It is composed of two tests, the Hayling Sentence Completion Test and the Brixton Spatial Awareness Test.

The Hayling Sentence Completion Test[edit]

The Hayling Sentence Completion test is a measure of response initiation and response suppression. It consists of two sets of 15 sentences each having the last word missing. In the first section the examiner reads each sentence aloud and the participant has to simply complete the sentences, yielding a simple measure of response initiation speed.

The second part of the Hayling requires subjects to complete a sentence with a nonsense ending word (and suppress a sensible one), giving measures of response suppression ability and thinking time.

This test is entirely spoken and is thus suitable for people with a wide range of problems such as those involving reading, visual perception or movement.

It takes approximately five minutes to administer yet yields three different measures of executive functioning which can be considered separately or combined into an overall score.

The Brixton Spatial Anticipation Test[edit]

The Brixton test is a visuospatial sequencing task with rule changes. This test measures the ability to detect rules in sequences of stimuli. It usually takes between five and ten minutes to administer, and yields an easily understood scaled score of between 1 and 10.

The Brixton Test is perceptually simple and does not require a verbal response. It is thus appropriate for people who are suffering from a wide range of associated deficits such as those involving speech production or reading.

Clinical uses of the Hayling and Brixton tests[edit]

The tests are used by clinical neuropsychologists, Occupational Therapists to assess executive functioning in people with neurological disorders such as tumors, strokes, acquired brain injury, dementia, Korsakoff's syndrome, encephalitis, and also psychiatric disorders such as schizophrenia.

References[edit]

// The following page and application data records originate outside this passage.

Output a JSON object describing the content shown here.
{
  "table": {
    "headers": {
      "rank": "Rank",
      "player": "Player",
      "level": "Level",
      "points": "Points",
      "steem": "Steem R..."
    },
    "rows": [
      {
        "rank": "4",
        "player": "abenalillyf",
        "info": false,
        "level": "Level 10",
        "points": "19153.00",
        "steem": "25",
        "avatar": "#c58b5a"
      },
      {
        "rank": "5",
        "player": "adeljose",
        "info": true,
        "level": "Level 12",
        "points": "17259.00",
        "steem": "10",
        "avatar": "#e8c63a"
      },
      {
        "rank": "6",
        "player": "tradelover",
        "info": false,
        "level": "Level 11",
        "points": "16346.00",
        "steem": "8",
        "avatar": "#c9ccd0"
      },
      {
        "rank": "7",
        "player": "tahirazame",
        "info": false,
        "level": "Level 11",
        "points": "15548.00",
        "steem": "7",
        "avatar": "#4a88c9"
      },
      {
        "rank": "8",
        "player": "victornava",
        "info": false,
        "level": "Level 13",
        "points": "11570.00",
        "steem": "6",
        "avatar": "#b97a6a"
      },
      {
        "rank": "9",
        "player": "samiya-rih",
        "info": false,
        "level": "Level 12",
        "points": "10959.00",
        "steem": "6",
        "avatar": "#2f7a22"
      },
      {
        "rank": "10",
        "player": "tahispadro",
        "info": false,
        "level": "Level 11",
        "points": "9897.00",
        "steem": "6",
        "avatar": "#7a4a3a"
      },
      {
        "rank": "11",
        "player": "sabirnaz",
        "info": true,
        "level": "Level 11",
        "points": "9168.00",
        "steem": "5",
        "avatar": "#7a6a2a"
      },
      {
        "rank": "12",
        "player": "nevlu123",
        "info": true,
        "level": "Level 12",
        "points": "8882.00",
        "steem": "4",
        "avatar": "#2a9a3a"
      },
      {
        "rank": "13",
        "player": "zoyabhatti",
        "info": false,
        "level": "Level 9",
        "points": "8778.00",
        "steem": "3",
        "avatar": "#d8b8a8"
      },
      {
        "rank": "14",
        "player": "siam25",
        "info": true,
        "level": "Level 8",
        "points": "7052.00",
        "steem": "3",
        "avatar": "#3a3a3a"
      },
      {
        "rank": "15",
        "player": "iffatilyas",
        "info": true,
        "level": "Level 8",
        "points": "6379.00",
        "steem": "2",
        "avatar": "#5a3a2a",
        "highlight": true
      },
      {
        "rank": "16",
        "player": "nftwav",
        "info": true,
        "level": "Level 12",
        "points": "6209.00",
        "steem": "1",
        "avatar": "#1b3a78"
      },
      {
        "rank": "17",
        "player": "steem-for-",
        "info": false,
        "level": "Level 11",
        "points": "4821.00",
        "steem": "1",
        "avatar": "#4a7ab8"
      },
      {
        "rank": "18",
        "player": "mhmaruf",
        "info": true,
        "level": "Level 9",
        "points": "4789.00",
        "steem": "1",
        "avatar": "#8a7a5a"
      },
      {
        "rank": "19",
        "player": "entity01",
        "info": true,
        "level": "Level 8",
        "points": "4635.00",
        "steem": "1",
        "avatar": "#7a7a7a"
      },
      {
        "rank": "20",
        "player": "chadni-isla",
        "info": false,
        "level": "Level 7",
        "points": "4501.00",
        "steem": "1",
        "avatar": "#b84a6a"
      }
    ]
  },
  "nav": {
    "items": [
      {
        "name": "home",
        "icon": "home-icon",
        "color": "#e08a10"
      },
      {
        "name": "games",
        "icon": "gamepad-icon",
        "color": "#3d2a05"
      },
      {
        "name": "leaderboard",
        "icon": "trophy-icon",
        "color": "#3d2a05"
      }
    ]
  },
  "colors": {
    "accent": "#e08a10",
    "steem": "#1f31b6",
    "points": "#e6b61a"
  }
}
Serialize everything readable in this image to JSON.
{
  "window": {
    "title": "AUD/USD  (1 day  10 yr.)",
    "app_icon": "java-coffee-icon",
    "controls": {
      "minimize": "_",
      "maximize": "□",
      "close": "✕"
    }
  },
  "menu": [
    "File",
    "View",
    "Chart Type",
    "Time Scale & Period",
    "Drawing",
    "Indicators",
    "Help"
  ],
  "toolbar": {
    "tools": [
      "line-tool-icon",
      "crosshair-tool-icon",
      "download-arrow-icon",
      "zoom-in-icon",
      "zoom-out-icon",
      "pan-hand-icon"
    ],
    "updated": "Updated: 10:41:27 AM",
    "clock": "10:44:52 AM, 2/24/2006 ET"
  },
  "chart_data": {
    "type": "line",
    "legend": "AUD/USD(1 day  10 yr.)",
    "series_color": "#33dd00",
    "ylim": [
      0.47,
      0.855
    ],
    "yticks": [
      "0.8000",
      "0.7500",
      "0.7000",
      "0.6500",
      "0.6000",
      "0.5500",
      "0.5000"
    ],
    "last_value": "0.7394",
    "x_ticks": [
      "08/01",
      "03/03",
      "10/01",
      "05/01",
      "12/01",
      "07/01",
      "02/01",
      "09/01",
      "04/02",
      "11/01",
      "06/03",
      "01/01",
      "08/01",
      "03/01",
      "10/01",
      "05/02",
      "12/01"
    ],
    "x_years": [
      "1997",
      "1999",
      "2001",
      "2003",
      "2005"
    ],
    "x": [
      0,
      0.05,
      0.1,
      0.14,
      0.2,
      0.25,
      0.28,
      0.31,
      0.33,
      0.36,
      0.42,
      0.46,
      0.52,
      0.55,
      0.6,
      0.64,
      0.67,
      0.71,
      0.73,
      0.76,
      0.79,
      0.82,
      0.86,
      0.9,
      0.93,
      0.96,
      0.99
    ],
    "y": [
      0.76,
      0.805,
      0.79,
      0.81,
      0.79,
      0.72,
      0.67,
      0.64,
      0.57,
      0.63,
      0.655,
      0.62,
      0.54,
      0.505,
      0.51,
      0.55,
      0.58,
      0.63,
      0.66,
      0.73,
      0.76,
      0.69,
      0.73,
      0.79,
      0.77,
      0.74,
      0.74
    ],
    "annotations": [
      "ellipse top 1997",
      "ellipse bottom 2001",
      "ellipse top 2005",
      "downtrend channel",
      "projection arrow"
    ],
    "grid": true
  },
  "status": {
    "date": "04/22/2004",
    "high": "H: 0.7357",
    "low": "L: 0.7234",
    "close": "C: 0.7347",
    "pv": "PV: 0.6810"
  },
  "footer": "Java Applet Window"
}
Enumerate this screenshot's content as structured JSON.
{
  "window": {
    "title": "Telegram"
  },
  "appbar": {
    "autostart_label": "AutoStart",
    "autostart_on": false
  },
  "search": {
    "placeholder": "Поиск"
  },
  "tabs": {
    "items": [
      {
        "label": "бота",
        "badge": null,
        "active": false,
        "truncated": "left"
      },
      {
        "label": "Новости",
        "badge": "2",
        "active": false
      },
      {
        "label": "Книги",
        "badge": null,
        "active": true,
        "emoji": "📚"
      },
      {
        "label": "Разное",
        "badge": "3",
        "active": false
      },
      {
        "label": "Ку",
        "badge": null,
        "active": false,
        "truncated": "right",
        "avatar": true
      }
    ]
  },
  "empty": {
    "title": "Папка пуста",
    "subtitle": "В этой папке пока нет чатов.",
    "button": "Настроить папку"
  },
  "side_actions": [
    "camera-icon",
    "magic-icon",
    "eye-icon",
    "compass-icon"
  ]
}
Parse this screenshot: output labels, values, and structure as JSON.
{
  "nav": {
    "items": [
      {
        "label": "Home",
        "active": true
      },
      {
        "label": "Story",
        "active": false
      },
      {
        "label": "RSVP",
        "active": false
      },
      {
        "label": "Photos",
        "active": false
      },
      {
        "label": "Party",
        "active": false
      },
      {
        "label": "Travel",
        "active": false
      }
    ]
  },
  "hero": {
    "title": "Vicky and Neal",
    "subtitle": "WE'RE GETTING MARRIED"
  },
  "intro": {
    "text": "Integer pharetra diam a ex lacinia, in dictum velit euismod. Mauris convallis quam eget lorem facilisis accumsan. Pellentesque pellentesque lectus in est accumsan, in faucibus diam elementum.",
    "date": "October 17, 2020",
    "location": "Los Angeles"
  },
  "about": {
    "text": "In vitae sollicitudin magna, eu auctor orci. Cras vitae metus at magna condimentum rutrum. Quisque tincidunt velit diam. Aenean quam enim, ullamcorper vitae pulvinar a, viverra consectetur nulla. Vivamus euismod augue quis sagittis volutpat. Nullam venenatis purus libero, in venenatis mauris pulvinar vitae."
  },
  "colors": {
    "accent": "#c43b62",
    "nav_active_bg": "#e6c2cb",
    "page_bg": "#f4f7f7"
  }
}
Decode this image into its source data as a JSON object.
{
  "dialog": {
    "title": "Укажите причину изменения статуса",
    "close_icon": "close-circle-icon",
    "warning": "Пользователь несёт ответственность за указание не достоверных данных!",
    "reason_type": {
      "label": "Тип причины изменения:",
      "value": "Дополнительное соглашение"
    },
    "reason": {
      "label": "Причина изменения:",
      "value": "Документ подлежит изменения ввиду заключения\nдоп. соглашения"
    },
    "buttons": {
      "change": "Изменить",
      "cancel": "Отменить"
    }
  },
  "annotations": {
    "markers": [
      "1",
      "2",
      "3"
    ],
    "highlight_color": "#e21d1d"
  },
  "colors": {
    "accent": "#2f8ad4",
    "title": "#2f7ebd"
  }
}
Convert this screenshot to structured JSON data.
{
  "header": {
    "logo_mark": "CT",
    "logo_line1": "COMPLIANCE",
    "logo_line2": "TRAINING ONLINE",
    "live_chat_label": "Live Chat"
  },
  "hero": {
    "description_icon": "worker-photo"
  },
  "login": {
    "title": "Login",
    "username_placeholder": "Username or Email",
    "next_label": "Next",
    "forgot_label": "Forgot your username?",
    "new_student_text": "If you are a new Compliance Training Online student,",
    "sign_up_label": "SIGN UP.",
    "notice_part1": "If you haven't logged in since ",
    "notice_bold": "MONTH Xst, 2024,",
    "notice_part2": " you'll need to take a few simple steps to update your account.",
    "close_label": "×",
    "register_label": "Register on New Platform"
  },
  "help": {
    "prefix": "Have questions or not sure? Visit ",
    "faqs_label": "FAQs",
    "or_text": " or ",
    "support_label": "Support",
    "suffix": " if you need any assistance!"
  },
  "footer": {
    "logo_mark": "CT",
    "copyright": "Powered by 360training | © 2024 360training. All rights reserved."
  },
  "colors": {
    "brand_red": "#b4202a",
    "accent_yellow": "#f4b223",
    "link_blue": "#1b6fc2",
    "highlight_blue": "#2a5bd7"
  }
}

  1. ^ Burgess, P. & Shallice, T. (1997) The Hayling and Brixton Tests. Test manual. Bury St Edmunds, UK: Thames Valley Test Company.

Further reading[edit]